Wednesday, August 15, 2007
It's a toll road, but one that you don't mind paying for at all. The speed limit is seventy-five, the roadway is new, and you share the road with very few cars. Six bucks to get from DIA to Boulder (the last $2 on another toll way) is a bargain by any measure.I need to renew my drivers license soon, and this will be kept in mind (though I've noted before that the license plate people are usually quite nice.)
I've now hit the E-470 four or five times and the one thing that has always floors me is the toll way operators. Without exception, they've been friendly, polite, and seem genuinely happy to be doing their jobs.
Also worth reading is William Anderson this morning, who reflects on the incentives for road and bridge maintenance.
The owners of a privately owned bridge would have the incentive to keep it in repair because the bridge is bringing them income; loss of that piece of capital is the loss of the income that flows from it. Therefore, we see the economic calculation for privately owned capital at work.While some seem to think a public discussion of spending priorities is a good idea, I think it would be at best a waste of time to contemplate where government's inability to rationally allocate resources and form capital would do the least harm, when private alternatives are present and proven.

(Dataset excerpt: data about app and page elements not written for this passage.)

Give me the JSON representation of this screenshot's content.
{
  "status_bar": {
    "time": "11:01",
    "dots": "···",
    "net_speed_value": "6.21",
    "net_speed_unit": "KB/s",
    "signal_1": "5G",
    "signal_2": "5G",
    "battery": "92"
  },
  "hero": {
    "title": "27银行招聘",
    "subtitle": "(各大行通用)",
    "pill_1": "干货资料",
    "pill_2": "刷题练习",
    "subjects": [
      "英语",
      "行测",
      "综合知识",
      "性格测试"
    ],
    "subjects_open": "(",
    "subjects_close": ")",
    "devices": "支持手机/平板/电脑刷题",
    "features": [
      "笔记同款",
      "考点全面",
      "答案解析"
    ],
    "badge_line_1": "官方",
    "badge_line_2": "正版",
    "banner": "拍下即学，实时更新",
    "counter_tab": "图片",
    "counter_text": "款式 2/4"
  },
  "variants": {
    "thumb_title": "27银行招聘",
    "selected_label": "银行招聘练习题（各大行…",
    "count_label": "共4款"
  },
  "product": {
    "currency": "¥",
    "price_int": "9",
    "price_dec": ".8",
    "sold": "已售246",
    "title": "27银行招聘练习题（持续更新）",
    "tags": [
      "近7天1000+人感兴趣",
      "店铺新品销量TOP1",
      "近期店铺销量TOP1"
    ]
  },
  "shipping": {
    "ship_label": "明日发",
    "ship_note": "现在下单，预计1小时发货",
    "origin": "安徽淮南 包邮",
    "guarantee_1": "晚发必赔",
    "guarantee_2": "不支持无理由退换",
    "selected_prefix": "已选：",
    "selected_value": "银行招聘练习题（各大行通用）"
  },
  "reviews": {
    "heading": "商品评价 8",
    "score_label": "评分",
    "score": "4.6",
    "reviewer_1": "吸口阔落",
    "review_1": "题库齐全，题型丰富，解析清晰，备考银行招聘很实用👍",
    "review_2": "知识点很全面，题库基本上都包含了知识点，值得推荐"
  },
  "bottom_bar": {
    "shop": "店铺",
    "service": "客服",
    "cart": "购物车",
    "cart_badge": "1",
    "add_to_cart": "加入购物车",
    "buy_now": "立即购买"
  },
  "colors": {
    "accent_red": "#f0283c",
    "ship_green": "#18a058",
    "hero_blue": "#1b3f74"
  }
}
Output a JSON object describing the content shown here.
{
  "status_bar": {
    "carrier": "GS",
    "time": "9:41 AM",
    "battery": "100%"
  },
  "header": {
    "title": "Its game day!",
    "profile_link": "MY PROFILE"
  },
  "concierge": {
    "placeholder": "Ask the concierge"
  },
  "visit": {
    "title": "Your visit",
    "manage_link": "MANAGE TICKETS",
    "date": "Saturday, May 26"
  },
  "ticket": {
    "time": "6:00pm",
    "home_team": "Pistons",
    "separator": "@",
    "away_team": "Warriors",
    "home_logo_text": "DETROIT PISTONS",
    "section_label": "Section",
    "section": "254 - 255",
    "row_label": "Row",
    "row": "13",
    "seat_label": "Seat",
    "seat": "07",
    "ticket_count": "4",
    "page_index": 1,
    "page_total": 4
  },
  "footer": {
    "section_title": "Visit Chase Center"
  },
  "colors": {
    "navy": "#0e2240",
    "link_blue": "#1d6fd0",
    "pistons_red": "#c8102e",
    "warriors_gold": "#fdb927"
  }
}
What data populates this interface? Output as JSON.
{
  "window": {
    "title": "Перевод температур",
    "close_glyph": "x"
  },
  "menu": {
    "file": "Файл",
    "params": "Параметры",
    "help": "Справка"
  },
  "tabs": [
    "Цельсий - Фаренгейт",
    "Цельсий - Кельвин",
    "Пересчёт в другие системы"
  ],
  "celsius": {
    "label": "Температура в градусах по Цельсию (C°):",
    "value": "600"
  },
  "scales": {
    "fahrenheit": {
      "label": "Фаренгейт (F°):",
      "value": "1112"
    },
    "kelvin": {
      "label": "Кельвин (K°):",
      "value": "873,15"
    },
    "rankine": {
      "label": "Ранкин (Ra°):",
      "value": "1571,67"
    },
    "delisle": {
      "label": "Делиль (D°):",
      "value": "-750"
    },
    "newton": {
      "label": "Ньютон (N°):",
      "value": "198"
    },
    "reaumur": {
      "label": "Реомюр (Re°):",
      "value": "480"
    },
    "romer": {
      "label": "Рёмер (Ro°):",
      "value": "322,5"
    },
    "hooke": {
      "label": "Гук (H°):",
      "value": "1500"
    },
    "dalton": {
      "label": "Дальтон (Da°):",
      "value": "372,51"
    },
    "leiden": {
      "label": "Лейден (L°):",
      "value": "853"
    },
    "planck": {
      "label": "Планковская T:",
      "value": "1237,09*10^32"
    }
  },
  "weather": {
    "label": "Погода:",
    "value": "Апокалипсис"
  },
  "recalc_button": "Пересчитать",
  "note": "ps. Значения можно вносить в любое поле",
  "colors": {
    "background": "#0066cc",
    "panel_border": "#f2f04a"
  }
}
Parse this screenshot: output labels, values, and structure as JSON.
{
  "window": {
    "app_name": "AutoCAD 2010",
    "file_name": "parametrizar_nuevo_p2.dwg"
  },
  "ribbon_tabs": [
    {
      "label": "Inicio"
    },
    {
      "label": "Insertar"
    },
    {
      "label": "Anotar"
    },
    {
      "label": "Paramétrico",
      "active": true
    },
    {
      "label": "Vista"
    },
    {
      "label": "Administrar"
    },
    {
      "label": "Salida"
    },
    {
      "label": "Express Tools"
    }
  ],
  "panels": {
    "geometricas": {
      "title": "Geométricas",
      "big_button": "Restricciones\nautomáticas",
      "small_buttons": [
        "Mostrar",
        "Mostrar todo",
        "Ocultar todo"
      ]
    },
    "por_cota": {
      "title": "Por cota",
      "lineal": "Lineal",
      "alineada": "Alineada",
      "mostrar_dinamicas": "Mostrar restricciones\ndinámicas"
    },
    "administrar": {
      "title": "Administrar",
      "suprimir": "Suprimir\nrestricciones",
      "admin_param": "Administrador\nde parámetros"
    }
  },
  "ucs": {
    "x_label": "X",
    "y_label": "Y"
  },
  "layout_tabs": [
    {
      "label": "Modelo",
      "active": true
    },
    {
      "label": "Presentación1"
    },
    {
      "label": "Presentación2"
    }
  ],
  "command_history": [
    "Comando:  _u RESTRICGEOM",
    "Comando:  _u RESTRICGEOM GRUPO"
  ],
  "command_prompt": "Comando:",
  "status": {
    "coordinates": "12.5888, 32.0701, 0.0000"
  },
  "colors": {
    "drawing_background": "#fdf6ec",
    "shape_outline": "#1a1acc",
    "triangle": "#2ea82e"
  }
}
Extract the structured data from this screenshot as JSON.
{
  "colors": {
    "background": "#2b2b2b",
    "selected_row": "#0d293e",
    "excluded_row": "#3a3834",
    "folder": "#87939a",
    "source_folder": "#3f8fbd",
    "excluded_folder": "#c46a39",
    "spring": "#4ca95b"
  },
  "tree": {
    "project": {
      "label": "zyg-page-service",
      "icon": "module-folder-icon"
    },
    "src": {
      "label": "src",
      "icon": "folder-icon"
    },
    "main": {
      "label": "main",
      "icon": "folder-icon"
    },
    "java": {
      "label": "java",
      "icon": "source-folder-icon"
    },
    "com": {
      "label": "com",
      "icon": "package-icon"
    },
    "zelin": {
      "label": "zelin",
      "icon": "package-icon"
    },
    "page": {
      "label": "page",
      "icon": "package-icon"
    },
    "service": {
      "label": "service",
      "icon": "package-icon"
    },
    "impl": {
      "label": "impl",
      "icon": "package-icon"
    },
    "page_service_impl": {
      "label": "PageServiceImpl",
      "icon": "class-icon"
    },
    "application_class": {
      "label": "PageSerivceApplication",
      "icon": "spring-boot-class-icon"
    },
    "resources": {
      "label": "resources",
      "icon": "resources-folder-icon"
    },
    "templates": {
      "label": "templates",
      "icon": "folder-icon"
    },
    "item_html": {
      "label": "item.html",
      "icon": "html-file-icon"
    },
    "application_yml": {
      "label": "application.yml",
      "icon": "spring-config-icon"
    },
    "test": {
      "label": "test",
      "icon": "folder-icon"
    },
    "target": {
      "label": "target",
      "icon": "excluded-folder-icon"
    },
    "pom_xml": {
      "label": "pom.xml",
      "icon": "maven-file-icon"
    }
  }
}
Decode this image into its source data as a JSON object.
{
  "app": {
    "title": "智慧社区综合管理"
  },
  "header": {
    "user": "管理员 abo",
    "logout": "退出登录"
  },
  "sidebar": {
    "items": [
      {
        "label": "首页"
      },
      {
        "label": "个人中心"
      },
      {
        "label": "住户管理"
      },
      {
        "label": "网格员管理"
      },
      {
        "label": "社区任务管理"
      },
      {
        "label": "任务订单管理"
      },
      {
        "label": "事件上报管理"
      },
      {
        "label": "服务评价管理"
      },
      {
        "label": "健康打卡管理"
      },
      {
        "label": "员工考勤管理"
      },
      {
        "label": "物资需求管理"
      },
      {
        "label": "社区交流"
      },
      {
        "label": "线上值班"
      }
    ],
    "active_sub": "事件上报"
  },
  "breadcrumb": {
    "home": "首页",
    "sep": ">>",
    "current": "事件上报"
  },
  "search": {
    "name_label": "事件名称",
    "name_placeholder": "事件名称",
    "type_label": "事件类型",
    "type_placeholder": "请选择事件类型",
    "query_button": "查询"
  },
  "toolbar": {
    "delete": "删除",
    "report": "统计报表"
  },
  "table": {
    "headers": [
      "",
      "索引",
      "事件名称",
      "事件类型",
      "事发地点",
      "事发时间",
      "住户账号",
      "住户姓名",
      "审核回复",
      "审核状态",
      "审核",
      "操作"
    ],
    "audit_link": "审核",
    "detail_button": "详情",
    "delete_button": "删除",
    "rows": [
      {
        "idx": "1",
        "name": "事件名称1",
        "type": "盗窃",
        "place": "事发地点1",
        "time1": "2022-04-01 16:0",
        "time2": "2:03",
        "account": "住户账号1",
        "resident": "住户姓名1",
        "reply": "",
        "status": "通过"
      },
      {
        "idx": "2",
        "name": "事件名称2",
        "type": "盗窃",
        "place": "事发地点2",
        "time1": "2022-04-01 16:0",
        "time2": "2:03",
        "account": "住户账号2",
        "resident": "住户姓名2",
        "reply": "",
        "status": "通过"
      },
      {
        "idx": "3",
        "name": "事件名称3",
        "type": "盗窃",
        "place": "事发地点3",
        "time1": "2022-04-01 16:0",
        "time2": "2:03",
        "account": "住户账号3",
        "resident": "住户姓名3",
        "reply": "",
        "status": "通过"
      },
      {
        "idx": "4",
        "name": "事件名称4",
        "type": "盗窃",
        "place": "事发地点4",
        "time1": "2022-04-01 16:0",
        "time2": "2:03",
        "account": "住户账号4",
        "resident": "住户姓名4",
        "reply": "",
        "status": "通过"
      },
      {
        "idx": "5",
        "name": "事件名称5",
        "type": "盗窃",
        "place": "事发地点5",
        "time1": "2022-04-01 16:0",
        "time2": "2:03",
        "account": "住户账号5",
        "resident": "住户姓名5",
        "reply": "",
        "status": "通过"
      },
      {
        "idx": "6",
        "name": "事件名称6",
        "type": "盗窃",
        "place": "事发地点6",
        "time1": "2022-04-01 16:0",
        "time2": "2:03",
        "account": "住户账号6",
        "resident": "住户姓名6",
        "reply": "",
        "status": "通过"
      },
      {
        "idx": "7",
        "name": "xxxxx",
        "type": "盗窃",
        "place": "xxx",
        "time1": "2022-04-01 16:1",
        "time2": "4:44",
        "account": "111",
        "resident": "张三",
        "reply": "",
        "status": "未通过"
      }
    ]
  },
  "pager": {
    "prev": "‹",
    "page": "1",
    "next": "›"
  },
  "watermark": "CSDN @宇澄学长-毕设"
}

Governments, on the other hand, operate according to a very different economic calculus. Since the bridge does not bring an income to the state, at least directly, it is much easier for politicians to want to spend on those things that provide fame, glory, and votes. In fact, in a perverse way, the bridge collapse in Minnesota provides a benefit to politicians, since they now have an excuse to confiscate even more taxes from individuals, thus expanding the power of the state.